There is a common misconception that ligament and tendon injuries only occur in athletes or individuals who participate in high-impact sports. While athletes are indeed at a higher risk of these types of injuries, ligament and tendon injuries can happen to anyone, regardless of their level of physical activity.
Everyday activities such as lifting heavy objects, repetitive motions, and even simple slips and falls can result in ligament and tendon injuries. Additionally, factors such as age, genetics, and certain medical conditions can increase the risk of developing these injuries.
For example, a study published in the Journal of Hand Surgery examined the prevalence of flexor tendon injuries in the general population. The study found that flexor tendon injuries were not limited to athletes and were commonly seen in individuals who engaged in activities such as gardening, home repairs, and cooking.
It is important for individuals to be aware of the risk factors and take appropriate precautions to prevent ligament and tendon injuries. This includes maintaining proper form during physical activities, using protective equipment when necessary, and seeking medical attention if an injury occurs.
Myth 5: Ligament and tendon injuries cannot be prevented
While it is true that some ligament and tendon injuries are unavoidable, there are steps individuals can take to reduce their risk and prevent these injuries from occurring.
One of the most effective ways to prevent ligament and tendon injuries is to engage in regular exercise and maintain overall physical fitness. Strong muscles and a well-conditioned body can help support and protect the ligaments and tendons, reducing the risk of injury.
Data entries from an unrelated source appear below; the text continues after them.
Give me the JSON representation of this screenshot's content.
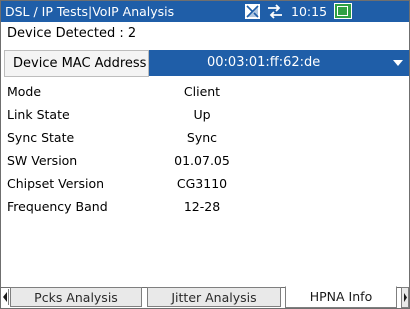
{
  "titlebar": {
    "title": "DSL / IP Tests|VoIP Analysis",
    "clock": "10:15",
    "icons": [
      "signal-icon",
      "network-icon",
      "battery-icon"
    ]
  },
  "device_detected": "Device Detected : 2",
  "mac": {
    "label": "Device MAC Address",
    "value": "00:03:01:ff:62:de"
  },
  "info": [
    {
      "label": "Mode",
      "value": "Client"
    },
    {
      "label": "Link State",
      "value": "Up"
    },
    {
      "label": "Sync State",
      "value": "Sync"
    },
    {
      "label": "SW Version",
      "value": "01.07.05"
    },
    {
      "label": "Chipset Version",
      "value": "CG3110"
    },
    {
      "label": "Frequency Band",
      "value": "12-28"
    }
  ],
  "tabs": [
    {
      "label": "Pcks Analysis"
    },
    {
      "label": "Jitter Analysis"
    },
    {
      "label": "HPNA Info"
    }
  ],
  "colors": {
    "titlebar": "#1f5ea8",
    "selected": "#1f5ea8",
    "battery": "#2ea043"
  }
}
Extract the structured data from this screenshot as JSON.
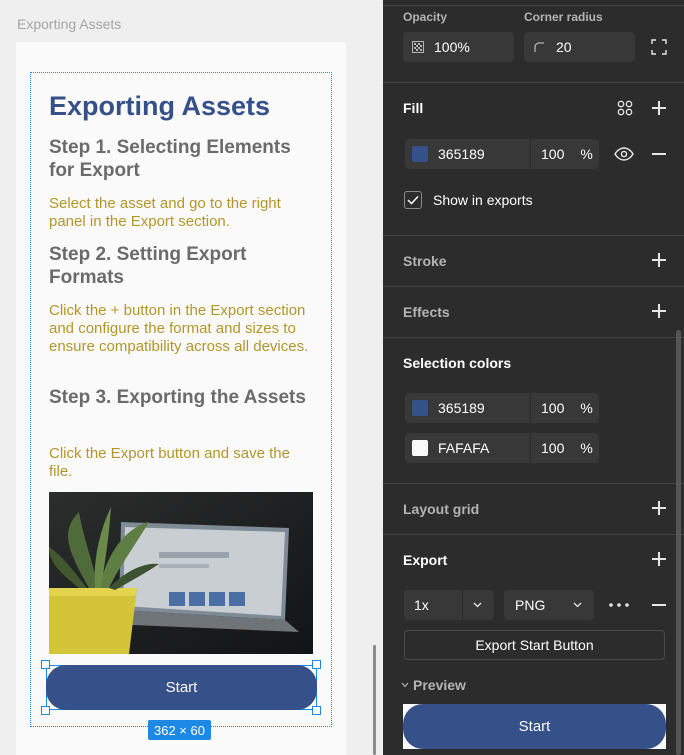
{
  "canvas": {
    "frame_name": "Exporting Assets",
    "doc": {
      "title": "Exporting Assets",
      "step1_heading": "Step 1. Selecting Elements for Export",
      "step1_text": "Select the asset and go to the right panel in the Export section.",
      "step2_heading": "Step 2. Setting Export Formats",
      "step2_text": "Click the + button in the Export section and configure the format and sizes to ensure compatibility across all devices.",
      "step3_heading": "Step 3. Exporting the Assets",
      "step3_text": "Click the Export button and save the file.",
      "start_button": "Start"
    },
    "dimension_badge": "362 × 60"
  },
  "panel": {
    "opacity_label": "Opacity",
    "opacity_value": "100%",
    "corner_radius_label": "Corner radius",
    "corner_radius_value": "20",
    "fill": {
      "title": "Fill",
      "hex": "365189",
      "opacity": "100",
      "pct": "%",
      "color": "#365189",
      "show_in_exports": "Show in exports",
      "show_in_exports_checked": true
    },
    "stroke_title": "Stroke",
    "effects_title": "Effects",
    "selection_colors": {
      "title": "Selection colors",
      "items": [
        {
          "hex": "365189",
          "opacity": "100",
          "pct": "%",
          "color": "#365189"
        },
        {
          "hex": "FAFAFA",
          "opacity": "100",
          "pct": "%",
          "color": "#FAFAFA"
        }
      ]
    },
    "layout_grid_title": "Layout grid",
    "export": {
      "title": "Export",
      "scale": "1x",
      "format": "PNG",
      "button": "Export Start Button",
      "preview_label": "Preview",
      "preview_button": "Start"
    }
  }
}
Additionally, individuals should always warm up before engaging in physical activities and cool down afterward. Warming up helps prepare the muscles, ligaments, and tendons for the demands of exercise, while cooling down allows the body to gradually return to a resting state.
Proper technique and form are also crucial in preventing ligament and tendon injuries. Individuals should ensure they are using the correct form during physical activities and avoid overexertion or pushing beyond their limits.
Lastly, it is important to listen to the body and take breaks when needed. Overtraining and pushing through pain can increase the risk of ligament and tendon injuries. Rest and recovery are essential for maintaining the health and integrity of these structures.
Ligament and tendon injuries are common and can have a significant impact on an individual’s quality of life. However, it is important to separate fact from fiction when it comes to the repair and recovery process.
Surgery is not always necessary for ligament and tendon repair, and non-surgical interventions can be highly effective in many cases. The recovery period varies depending on the type and severity of the injury, and not all injuries result in prolonged recovery times.
While surgical repair can restore the integrity of the ligament or tendon, it does not necessarily make it as strong as it was before the injury. Rehabilitation and physical therapy are crucial for optimizing the healing process and regaining strength and function.
Ligament and tendon injuries can happen to anyone, not just athletes, and there are steps individuals can take to reduce their risk. Regular exercise, proper technique, and listening to the body are all important in preventing these injuries.
By dispelling these common myths and addressing concerns, individuals can make informed decisions about their treatment options and take proactive steps to prevent ligament and tendon injuries. Consulting with a healthcare professional is essential for accurate diagnosis, treatment, and guidance throughout the recovery process.